═════ DATA FOR ANALYSIS

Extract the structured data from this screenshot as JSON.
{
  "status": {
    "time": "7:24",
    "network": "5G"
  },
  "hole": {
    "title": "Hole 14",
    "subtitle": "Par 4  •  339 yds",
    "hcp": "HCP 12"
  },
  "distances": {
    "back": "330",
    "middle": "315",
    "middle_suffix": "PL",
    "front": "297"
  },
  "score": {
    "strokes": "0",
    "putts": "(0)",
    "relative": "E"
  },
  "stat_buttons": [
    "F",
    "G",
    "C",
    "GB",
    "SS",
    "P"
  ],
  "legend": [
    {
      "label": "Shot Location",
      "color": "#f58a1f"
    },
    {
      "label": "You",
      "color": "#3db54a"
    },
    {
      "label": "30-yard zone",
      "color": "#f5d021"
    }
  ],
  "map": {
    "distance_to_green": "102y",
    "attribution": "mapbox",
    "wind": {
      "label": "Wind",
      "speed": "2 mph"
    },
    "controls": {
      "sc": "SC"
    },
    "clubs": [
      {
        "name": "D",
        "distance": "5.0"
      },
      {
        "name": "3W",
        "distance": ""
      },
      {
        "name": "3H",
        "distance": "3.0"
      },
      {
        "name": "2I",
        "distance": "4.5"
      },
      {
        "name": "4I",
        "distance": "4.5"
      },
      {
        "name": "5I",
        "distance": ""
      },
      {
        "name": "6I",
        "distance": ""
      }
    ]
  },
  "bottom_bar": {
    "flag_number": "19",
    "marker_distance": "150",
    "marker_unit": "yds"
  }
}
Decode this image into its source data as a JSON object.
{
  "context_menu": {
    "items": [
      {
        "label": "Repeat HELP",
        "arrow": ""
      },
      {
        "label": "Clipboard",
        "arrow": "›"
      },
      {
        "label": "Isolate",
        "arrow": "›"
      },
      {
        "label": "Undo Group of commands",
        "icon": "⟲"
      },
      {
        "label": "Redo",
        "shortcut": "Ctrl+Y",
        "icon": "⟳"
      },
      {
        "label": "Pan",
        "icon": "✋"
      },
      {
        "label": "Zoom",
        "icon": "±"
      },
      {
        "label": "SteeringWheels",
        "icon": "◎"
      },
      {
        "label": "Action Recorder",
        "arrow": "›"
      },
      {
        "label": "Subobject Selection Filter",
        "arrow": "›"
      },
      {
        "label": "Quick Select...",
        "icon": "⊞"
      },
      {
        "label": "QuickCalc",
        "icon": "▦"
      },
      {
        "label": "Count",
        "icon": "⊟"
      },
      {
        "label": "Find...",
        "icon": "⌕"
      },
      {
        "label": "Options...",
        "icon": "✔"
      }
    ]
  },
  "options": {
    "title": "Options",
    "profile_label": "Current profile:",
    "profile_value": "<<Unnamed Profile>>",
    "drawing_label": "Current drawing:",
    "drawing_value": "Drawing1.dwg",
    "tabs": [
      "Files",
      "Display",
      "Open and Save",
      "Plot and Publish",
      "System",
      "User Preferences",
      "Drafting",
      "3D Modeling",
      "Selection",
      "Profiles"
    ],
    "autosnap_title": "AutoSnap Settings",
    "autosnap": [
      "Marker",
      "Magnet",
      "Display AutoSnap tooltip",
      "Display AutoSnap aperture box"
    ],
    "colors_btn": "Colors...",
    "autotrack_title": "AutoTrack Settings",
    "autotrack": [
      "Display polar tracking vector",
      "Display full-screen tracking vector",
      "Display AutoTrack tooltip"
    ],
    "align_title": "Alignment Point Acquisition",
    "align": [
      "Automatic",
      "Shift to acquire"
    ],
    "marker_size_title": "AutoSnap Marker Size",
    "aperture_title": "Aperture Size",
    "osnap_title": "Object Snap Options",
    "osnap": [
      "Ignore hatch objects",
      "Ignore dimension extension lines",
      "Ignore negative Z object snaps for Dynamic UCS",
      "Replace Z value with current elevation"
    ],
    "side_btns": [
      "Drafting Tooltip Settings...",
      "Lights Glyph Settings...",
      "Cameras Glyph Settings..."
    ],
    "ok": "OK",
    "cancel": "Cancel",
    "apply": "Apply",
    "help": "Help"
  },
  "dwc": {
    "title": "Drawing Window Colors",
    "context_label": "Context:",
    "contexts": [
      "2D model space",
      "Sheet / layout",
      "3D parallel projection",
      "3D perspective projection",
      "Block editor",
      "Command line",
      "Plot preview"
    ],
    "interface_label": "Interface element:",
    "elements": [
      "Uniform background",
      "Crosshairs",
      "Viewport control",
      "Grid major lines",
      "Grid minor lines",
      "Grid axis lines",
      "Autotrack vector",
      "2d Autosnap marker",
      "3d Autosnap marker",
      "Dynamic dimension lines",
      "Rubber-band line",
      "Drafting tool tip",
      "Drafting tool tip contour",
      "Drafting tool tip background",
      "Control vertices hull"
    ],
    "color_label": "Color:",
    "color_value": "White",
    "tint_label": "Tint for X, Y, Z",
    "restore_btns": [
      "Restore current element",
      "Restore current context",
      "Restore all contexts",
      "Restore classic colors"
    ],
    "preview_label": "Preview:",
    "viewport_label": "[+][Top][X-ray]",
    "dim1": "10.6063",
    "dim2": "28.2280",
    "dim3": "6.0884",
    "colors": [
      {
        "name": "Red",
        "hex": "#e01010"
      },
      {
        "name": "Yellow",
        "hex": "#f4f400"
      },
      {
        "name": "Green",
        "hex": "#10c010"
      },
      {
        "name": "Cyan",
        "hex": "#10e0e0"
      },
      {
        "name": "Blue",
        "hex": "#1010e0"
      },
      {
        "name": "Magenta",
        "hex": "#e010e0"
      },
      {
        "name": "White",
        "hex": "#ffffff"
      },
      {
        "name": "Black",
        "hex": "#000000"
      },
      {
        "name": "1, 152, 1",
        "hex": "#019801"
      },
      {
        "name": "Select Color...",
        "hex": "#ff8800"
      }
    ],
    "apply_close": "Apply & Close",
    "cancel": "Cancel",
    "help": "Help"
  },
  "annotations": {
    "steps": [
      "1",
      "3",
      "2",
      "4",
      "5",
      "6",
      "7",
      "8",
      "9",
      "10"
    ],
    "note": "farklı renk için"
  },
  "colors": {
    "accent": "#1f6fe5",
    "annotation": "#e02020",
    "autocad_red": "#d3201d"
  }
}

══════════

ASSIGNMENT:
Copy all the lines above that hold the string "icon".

EXERCISE OUTPUT:
        "icon": "⟲"
        "icon": "⟳"
        "icon": "✋"
        "icon": "±"
        "icon": "◎"
        "icon": "⊞"
        "icon": "▦"
        "icon": "⊟"
        "icon": "⌕"
        "icon": "✔"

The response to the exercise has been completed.